- _Exercise objective_: Write the data out in full and word for word. Do not include images.

- _Recorded data_:
....

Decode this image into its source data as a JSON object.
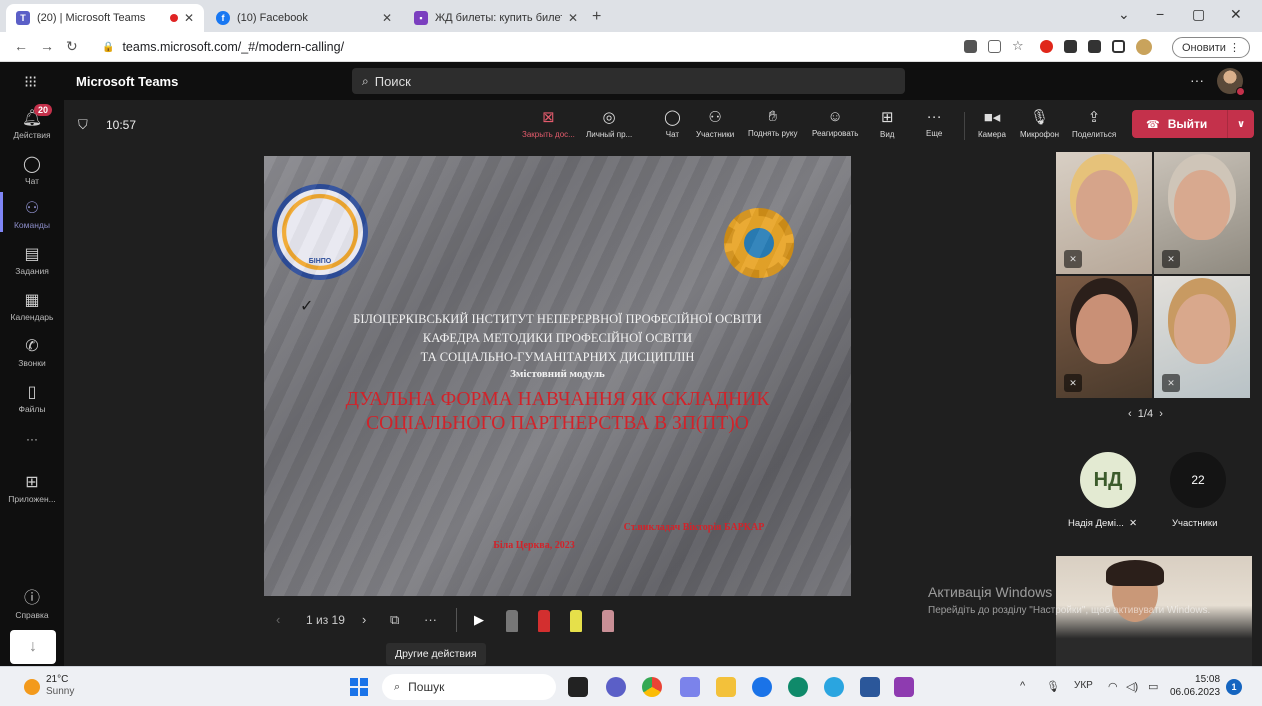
{
  "browser": {
    "tabs": [
      {
        "title": "(20) | Microsoft Teams",
        "active": true
      },
      {
        "title": "(10) Facebook",
        "active": false
      },
      {
        "title": "ЖД билеты: купить билет на по",
        "active": false
      }
    ],
    "url": "teams.microsoft.com/_#/modern-calling/",
    "update_label": "Оновити"
  },
  "teams": {
    "app_title": "Microsoft Teams",
    "search_placeholder": "Поиск",
    "rail": [
      {
        "label": "Действия",
        "icon": "bell-icon",
        "badge": "20"
      },
      {
        "label": "Чат",
        "icon": "chat-icon"
      },
      {
        "label": "Команды",
        "icon": "teams-icon",
        "active": true
      },
      {
        "label": "Задания",
        "icon": "assignments-icon"
      },
      {
        "label": "Календарь",
        "icon": "calendar-icon"
      },
      {
        "label": "Звонки",
        "icon": "phone-icon"
      },
      {
        "label": "Файлы",
        "icon": "file-icon"
      },
      {
        "label": "Приложен...",
        "icon": "apps-icon"
      },
      {
        "label": "Справка",
        "icon": "help-icon"
      }
    ]
  },
  "call": {
    "timer": "10:57",
    "controls": {
      "stop_sharing": "Закрыть дос...",
      "personal": "Личный пр...",
      "chat": "Чат",
      "participants": "Участники",
      "raise_hand": "Поднять руку",
      "react": "Реагировать",
      "view": "Вид",
      "more": "Еще",
      "camera": "Камера",
      "mic": "Микрофон",
      "share": "Поделиться"
    },
    "leave_label": "Выйти"
  },
  "slide": {
    "institute": "БІЛОЦЕРКІВСЬКИЙ ІНСТИТУТ НЕПЕРЕРВНОЇ ПРОФЕСІЙНОЇ ОСВІТИ",
    "department_1": "КАФЕДРА МЕТОДИКИ ПРОФЕСІЙНОЇ ОСВІТИ",
    "department_2": "ТА СОЦІАЛЬНО-ГУМАНІТАРНИХ ДИСЦИПЛІН",
    "module": "Змістовний модуль",
    "title_1": "ДУАЛЬНА ФОРМА НАВЧАННЯ ЯК СКЛАДНИК",
    "title_2": "СОЦІАЛЬНОГО ПАРТНЕРСТВА В ЗП(ПТ)О",
    "author": "Ст.викладач Вікторія БАРКАР",
    "city_year": "Біла Церква, 2023",
    "logo_left_text": "БІНПО",
    "page_indicator": "1 из 19",
    "tooltip": "Другие действия"
  },
  "participants": {
    "pager": "1/4",
    "avatar_initials": "НД",
    "avatar_name": "Надія Демі...",
    "count": "22",
    "count_label": "Участники"
  },
  "watermark": {
    "line1": "Активація Windows",
    "line2": "Перейдіть до розділу \"Настройки\", щоб активувати Windows."
  },
  "taskbar": {
    "temp": "21°C",
    "condition": "Sunny",
    "search": "Пошук",
    "lang": "УКР",
    "time": "15:08",
    "date": "06.06.2023",
    "notifications": "1"
  }
}
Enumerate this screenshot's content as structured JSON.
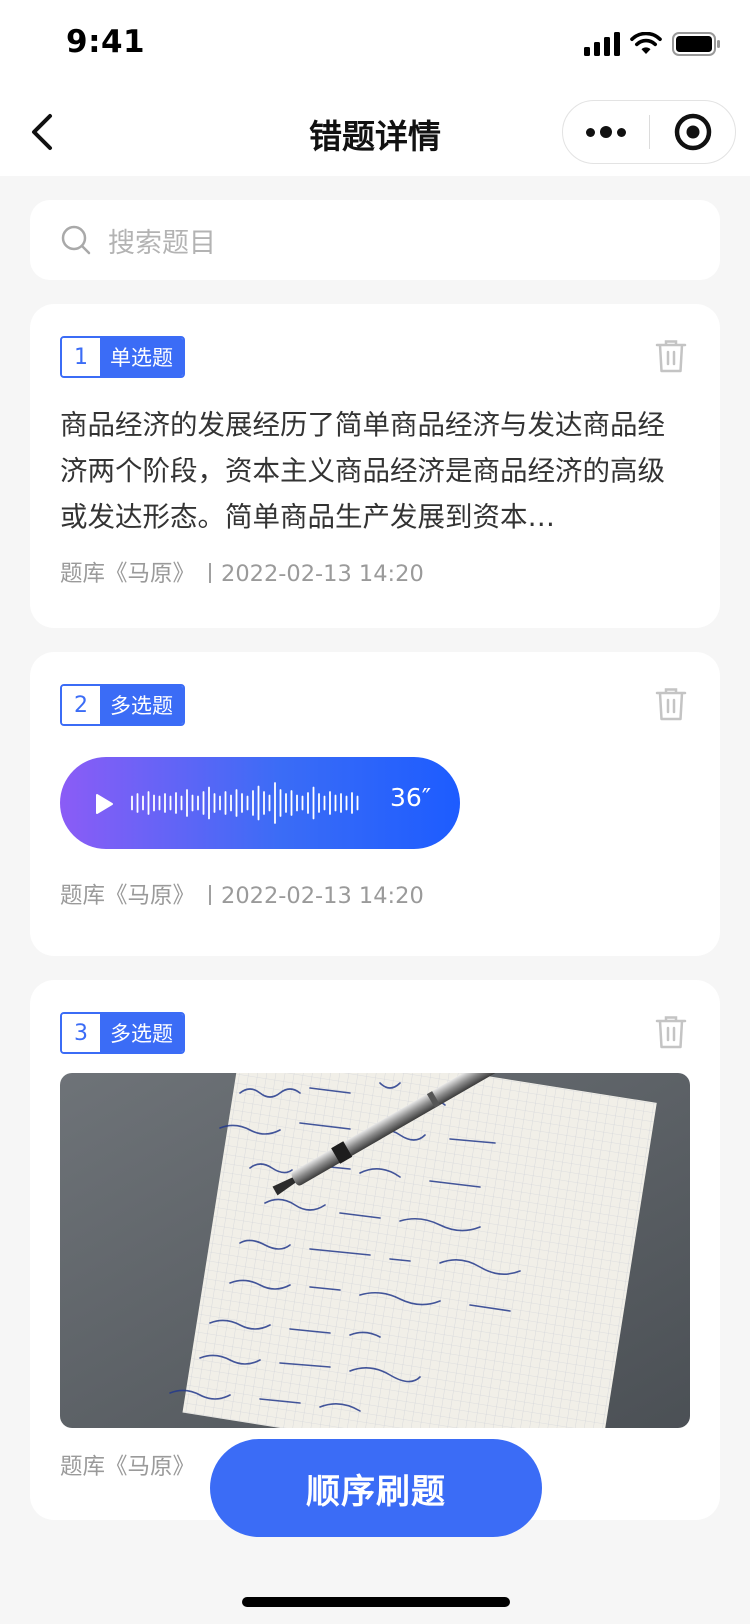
{
  "status_bar": {
    "time": "9:41"
  },
  "nav": {
    "title": "错题详情"
  },
  "search": {
    "placeholder": "搜索题目"
  },
  "cards": [
    {
      "number": "1",
      "type": "单选题",
      "text": "商品经济的发展经历了简单商品经济与发达商品经济两个阶段，资本主义商品经济是商品经济的高级或发达形态。简单商品生产发展到资本…",
      "source": "题库《马原》",
      "time": "2022-02-13 14:20"
    },
    {
      "number": "2",
      "type": "多选题",
      "voice_duration": "36″",
      "source": "题库《马原》",
      "time": "2022-02-13 14:20"
    },
    {
      "number": "3",
      "type": "多选题",
      "image": "handwritten math notes with pen",
      "source": "题库《马原》"
    }
  ],
  "cta": {
    "label": "顺序刷题"
  },
  "colors": {
    "accent": "#3b6cf6",
    "voice_start": "#8b5cf6",
    "voice_end": "#1d5cff",
    "background": "#f6f6f6"
  }
}
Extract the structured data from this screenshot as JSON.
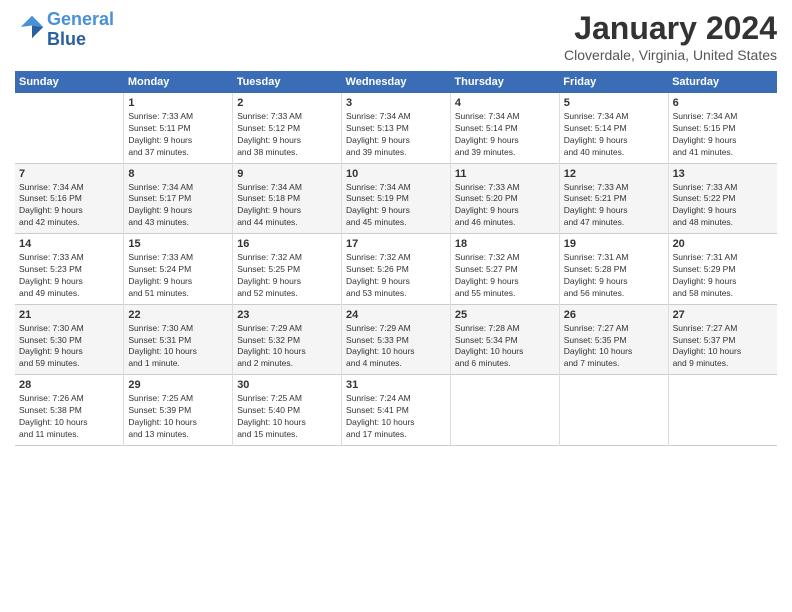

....

- _Written response_:
Decode this image into its source data as a JSON object.
{
  "browser": {
    "tabs": [
      {
        "title": "(20) | Microsoft Teams",
        "active": true
      },
      {
        "title": "(10) Facebook",
        "active": false
      },
      {
        "title": "ЖД билеты: купить билет на по",
        "active": false
      }
    ],
    "url": "teams.microsoft.com/_#/modern-calling/",
    "update_label": "Оновити"
  },
  "teams": {
    "app_title": "Microsoft Teams",
    "search_placeholder": "Поиск",
    "rail": [
      {
        "label": "Действия",
        "icon": "bell-icon",
        "badge": "20"
      },
      {
        "label": "Чат",
        "icon": "chat-icon"
      },
      {
        "label": "Команды",
        "icon": "teams-icon",
        "active": true
      },
      {
        "label": "Задания",
        "icon": "assignments-icon"
      },
      {
        "label": "Календарь",
        "icon": "calendar-icon"
      },
      {
        "label": "Звонки",
        "icon": "phone-icon"
      },
      {
        "label": "Файлы",
        "icon": "file-icon"
      },
      {
        "label": "Приложен...",
        "icon": "apps-icon"
      },
      {
        "label": "Справка",
        "icon": "help-icon"
      }
    ]
  },
  "call": {
    "timer": "10:57",
    "controls": {
      "stop_sharing": "Закрыть дос...",
      "personal": "Личный пр...",
      "chat": "Чат",
      "participants": "Участники",
      "raise_hand": "Поднять руку",
      "react": "Реагировать",
      "view": "Вид",
      "more": "Еще",
      "camera": "Камера",
      "mic": "Микрофон",
      "share": "Поделиться"
    },
    "leave_label": "Выйти"
  },
  "slide": {
    "institute": "БІЛОЦЕРКІВСЬКИЙ ІНСТИТУТ НЕПЕРЕРВНОЇ ПРОФЕСІЙНОЇ ОСВІТИ",
    "department_1": "КАФЕДРА МЕТОДИКИ ПРОФЕСІЙНОЇ ОСВІТИ",
    "department_2": "ТА СОЦІАЛЬНО-ГУМАНІТАРНИХ ДИСЦИПЛІН",
    "module": "Змістовний модуль",
    "title_1": "ДУАЛЬНА ФОРМА НАВЧАННЯ ЯК СКЛАДНИК",
    "title_2": "СОЦІАЛЬНОГО ПАРТНЕРСТВА В ЗП(ПТ)О",
    "author": "Ст.викладач Вікторія БАРКАР",
    "city_year": "Біла Церква, 2023",
    "logo_left_text": "БІНПО",
    "page_indicator": "1 из 19",
    "tooltip": "Другие действия"
  },
  "participants": {
    "pager": "1/4",
    "avatar_initials": "НД",
    "avatar_name": "Надія Демі...",
    "count": "22",
    "count_label": "Участники"
  },
  "watermark": {
    "line1": "Активація Windows",
    "line2": "Перейдіть до розділу \"Настройки\", щоб активувати Windows."
  },
  "taskbar": {
    "temp": "21°C",
    "condition": "Sunny",
    "search": "Пошук",
    "lang": "УКР",
    "time": "15:08",
    "date": "06.06.2023",
    "notifications": "1"
  }
}
Enumerate this screenshot's content as structured JSON.
{
  "status_bar": {
    "time": "9:41"
  },
  "nav": {
    "title": "错题详情"
  },
  "search": {
    "placeholder": "搜索题目"
  },
  "cards": [
    {
      "number": "1",
      "type": "单选题",
      "text": "商品经济的发展经历了简单商品经济与发达商品经济两个阶段，资本主义商品经济是商品经济的高级或发达形态。简单商品生产发展到资本…",
      "source": "题库《马原》",
      "time": "2022-02-13 14:20"
    },
    {
      "number": "2",
      "type": "多选题",
      "voice_duration": "36″",
      "source": "题库《马原》",
      "time": "2022-02-13 14:20"
    },
    {
      "number": "3",
      "type": "多选题",
      "image": "handwritten math notes with pen",
      "source": "题库《马原》"
    }
  ],
  "cta": {
    "label": "顺序刷题"
  },
  "colors": {
    "accent": "#3b6cf6",
    "voice_start": "#8b5cf6",
    "voice_end": "#1d5cff",
    "background": "#f6f6f6"
  }
}
Extract the structured data from this screenshot as JSON.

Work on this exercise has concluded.